**Exercise:** Collect each line of the entries that holds the string "name".

[Page and application data records]
[Start of section]
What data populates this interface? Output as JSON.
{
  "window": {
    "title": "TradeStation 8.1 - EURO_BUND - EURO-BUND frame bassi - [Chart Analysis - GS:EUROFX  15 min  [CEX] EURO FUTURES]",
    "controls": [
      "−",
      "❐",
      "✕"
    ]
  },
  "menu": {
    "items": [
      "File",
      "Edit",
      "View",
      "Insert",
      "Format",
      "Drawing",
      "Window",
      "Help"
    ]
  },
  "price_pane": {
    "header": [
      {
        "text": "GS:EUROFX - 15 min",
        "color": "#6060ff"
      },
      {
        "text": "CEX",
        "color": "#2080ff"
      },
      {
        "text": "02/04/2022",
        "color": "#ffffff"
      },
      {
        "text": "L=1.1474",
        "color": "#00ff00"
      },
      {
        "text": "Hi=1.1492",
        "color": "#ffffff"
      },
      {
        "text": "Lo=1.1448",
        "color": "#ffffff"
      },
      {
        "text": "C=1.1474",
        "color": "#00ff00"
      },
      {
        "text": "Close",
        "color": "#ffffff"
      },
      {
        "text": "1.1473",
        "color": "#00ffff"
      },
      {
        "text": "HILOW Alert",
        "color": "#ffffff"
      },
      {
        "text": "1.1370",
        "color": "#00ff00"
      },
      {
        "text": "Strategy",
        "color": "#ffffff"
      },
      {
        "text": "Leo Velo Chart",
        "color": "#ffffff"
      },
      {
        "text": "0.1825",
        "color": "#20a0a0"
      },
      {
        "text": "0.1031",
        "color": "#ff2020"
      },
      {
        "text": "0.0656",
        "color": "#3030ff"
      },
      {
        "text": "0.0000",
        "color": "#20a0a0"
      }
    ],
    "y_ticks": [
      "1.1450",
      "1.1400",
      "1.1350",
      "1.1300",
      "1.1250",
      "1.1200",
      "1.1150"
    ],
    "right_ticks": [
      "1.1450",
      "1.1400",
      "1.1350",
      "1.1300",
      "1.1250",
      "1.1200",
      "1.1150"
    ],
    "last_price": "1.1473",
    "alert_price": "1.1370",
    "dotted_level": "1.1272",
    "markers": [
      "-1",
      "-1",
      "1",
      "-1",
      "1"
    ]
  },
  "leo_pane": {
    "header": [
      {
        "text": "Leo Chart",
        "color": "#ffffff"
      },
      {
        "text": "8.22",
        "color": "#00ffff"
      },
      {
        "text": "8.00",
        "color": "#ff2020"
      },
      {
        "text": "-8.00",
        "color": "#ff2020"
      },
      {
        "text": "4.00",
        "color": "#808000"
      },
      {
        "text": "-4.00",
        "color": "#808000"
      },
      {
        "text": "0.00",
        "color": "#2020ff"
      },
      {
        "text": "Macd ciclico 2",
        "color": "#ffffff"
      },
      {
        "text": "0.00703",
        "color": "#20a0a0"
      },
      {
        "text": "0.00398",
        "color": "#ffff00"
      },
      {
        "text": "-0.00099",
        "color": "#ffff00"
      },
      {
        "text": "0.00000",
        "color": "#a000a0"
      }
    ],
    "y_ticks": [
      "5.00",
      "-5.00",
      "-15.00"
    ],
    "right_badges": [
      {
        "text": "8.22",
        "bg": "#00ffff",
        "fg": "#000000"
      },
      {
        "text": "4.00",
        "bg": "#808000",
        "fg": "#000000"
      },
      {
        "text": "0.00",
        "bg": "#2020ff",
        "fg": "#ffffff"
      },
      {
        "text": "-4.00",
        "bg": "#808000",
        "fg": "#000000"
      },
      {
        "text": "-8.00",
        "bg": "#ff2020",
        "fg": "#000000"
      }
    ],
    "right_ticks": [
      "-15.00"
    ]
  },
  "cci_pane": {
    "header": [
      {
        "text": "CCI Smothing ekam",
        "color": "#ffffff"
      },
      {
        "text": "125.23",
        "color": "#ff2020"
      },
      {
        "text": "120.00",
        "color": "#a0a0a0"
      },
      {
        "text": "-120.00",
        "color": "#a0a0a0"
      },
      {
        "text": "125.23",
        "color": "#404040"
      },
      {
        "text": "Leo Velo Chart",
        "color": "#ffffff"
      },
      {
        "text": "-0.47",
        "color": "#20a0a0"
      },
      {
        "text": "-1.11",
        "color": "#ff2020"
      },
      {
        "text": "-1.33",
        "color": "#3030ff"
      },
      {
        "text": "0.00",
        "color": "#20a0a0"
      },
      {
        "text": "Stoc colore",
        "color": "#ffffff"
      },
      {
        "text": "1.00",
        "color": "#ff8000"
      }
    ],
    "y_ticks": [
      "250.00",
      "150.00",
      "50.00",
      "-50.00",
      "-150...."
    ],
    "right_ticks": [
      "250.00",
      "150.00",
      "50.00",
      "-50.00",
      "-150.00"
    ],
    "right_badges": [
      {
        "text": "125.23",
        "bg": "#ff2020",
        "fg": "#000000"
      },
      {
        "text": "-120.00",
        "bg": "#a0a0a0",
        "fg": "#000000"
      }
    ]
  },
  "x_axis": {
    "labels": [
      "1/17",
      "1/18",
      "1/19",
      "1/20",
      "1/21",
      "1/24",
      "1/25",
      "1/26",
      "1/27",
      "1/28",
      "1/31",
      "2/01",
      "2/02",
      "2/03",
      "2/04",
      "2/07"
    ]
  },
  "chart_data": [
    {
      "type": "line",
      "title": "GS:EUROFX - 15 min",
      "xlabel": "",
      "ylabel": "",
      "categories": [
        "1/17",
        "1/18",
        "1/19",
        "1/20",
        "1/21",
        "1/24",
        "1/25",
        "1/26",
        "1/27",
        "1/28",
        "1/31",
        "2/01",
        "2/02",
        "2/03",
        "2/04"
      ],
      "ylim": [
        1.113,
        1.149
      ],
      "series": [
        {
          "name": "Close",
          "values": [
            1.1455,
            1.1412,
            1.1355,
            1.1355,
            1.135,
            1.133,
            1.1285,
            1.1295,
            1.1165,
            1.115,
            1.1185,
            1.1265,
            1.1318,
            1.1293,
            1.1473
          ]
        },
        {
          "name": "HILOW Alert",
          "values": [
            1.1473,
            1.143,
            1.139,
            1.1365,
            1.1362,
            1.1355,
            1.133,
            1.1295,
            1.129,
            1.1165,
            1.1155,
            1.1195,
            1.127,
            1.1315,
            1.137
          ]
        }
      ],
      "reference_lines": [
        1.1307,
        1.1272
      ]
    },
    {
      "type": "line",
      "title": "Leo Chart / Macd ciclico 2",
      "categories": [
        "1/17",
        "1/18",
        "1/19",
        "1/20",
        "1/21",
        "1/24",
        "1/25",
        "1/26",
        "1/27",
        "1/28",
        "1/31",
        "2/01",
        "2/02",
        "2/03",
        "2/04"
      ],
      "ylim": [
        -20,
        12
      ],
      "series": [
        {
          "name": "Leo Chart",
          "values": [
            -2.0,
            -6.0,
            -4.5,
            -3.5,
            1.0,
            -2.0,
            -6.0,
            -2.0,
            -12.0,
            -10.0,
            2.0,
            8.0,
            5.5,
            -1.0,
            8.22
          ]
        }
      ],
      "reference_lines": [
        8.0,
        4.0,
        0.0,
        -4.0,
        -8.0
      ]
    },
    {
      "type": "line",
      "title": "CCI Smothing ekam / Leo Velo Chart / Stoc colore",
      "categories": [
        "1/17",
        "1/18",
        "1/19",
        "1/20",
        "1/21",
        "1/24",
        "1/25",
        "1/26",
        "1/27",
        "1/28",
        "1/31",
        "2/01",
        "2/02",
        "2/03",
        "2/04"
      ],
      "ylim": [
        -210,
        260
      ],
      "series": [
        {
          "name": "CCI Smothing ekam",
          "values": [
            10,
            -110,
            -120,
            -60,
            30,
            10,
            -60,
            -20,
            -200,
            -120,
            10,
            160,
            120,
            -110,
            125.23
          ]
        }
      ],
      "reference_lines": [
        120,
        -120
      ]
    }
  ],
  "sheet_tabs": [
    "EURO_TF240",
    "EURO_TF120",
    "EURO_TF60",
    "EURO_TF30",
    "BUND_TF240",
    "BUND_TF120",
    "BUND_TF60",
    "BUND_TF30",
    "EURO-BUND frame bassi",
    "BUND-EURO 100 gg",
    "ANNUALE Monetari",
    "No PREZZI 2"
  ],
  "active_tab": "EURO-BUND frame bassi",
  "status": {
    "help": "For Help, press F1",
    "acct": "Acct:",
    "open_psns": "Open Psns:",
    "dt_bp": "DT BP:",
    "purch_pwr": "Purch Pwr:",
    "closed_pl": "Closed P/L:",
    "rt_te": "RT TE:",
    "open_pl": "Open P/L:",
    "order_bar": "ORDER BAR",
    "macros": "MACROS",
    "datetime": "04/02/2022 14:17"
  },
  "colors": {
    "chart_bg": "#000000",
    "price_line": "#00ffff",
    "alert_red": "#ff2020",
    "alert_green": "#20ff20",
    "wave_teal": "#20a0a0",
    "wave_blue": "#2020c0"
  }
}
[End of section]
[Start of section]
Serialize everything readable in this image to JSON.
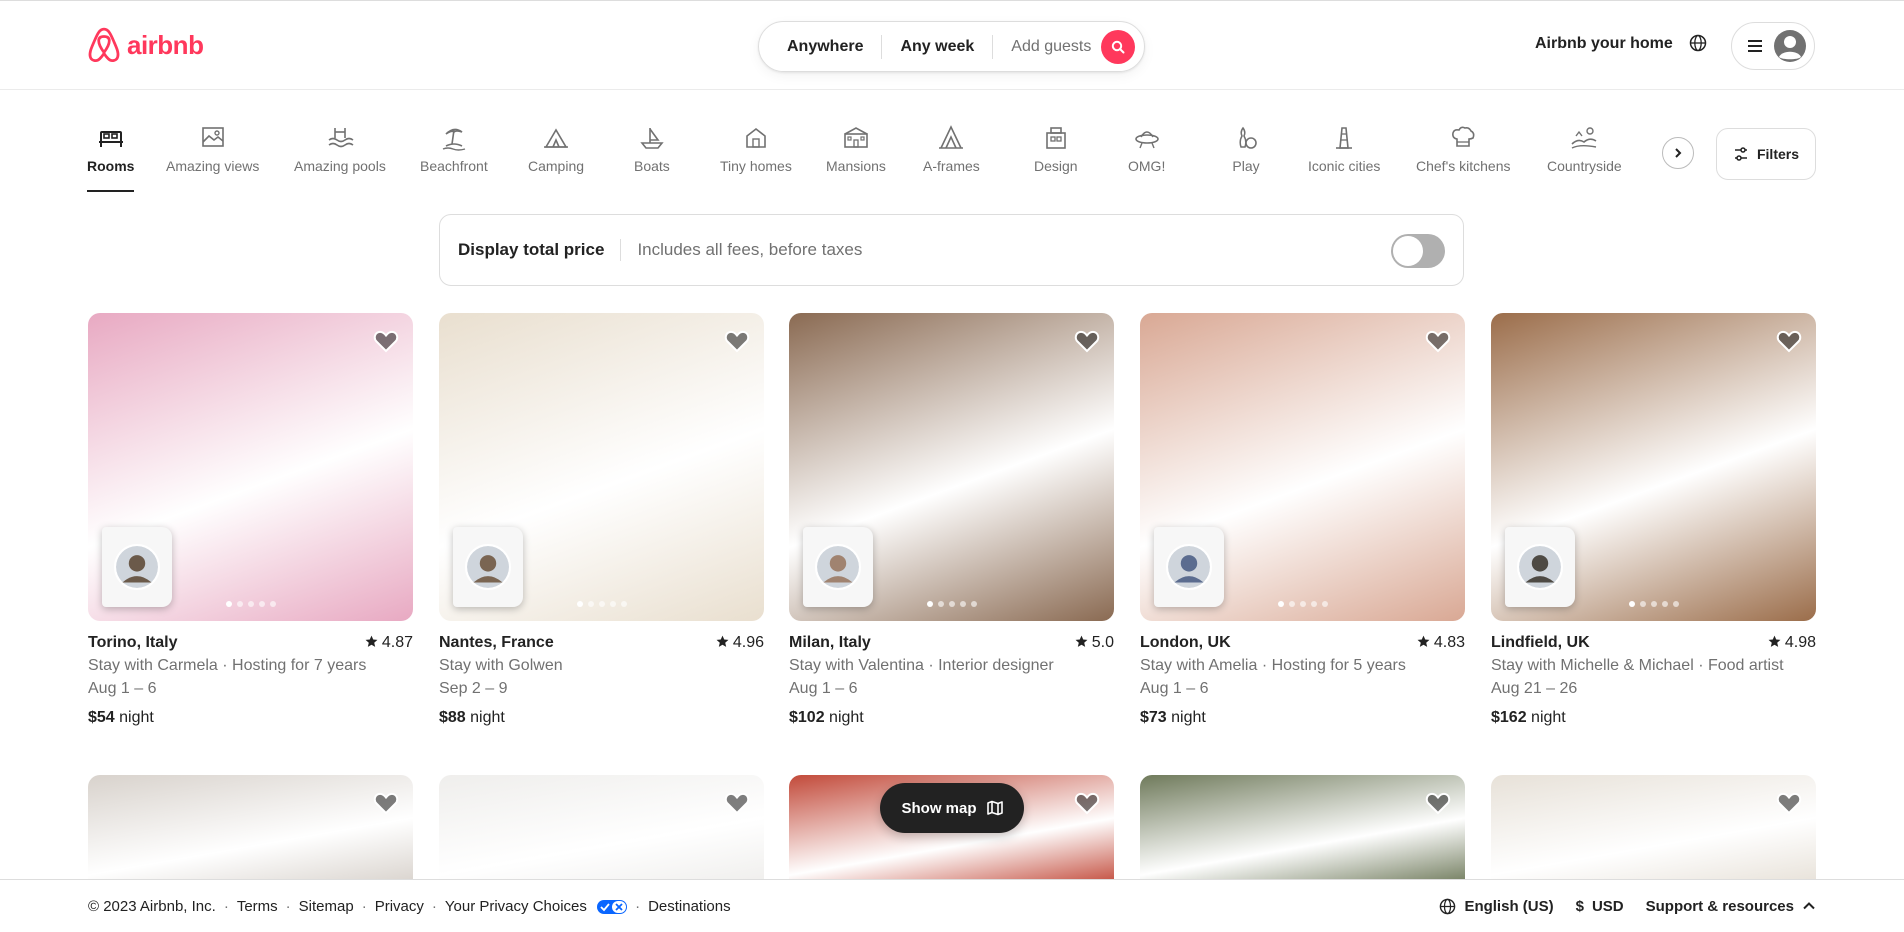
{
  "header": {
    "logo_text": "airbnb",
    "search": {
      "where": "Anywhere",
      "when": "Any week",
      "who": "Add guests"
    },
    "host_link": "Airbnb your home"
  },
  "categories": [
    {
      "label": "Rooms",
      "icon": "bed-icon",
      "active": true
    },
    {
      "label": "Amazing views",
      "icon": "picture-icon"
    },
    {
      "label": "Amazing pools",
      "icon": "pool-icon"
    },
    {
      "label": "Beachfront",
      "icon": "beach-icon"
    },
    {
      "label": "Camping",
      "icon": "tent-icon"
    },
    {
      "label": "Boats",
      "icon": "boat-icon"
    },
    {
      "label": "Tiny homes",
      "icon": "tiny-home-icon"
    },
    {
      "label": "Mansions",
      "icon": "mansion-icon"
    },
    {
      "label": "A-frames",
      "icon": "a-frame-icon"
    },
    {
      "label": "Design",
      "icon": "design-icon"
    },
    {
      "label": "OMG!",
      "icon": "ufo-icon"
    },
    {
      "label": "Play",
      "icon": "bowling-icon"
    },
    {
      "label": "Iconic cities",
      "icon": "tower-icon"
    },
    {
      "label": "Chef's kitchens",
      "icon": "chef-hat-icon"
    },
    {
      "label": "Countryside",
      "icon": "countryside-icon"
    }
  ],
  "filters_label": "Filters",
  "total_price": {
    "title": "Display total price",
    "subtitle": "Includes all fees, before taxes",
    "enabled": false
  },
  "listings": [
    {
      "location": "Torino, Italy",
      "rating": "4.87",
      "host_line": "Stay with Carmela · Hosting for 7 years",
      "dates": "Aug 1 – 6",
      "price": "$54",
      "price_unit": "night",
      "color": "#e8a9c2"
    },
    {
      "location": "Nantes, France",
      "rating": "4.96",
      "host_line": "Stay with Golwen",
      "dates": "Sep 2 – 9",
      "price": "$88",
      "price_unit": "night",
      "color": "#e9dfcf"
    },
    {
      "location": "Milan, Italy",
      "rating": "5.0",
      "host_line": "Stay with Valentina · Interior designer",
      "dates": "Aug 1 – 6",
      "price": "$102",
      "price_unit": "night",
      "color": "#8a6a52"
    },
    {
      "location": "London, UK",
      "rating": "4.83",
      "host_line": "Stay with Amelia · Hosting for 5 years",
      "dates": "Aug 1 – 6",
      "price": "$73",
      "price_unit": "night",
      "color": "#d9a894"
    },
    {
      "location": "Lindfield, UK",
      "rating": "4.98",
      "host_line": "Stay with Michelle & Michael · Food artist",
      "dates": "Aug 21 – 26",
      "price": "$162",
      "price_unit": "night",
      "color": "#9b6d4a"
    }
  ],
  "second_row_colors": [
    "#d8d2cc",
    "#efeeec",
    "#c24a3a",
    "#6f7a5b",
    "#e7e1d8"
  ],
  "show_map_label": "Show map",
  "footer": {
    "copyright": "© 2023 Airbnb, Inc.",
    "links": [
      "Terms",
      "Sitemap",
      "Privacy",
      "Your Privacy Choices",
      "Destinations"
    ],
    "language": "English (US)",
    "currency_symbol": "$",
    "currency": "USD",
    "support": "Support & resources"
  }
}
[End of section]
**Answer section:**
          "name": "Close",
          "name": "HILOW Alert",
          "name": "Leo Chart",
          "name": "CCI Smothing ekam",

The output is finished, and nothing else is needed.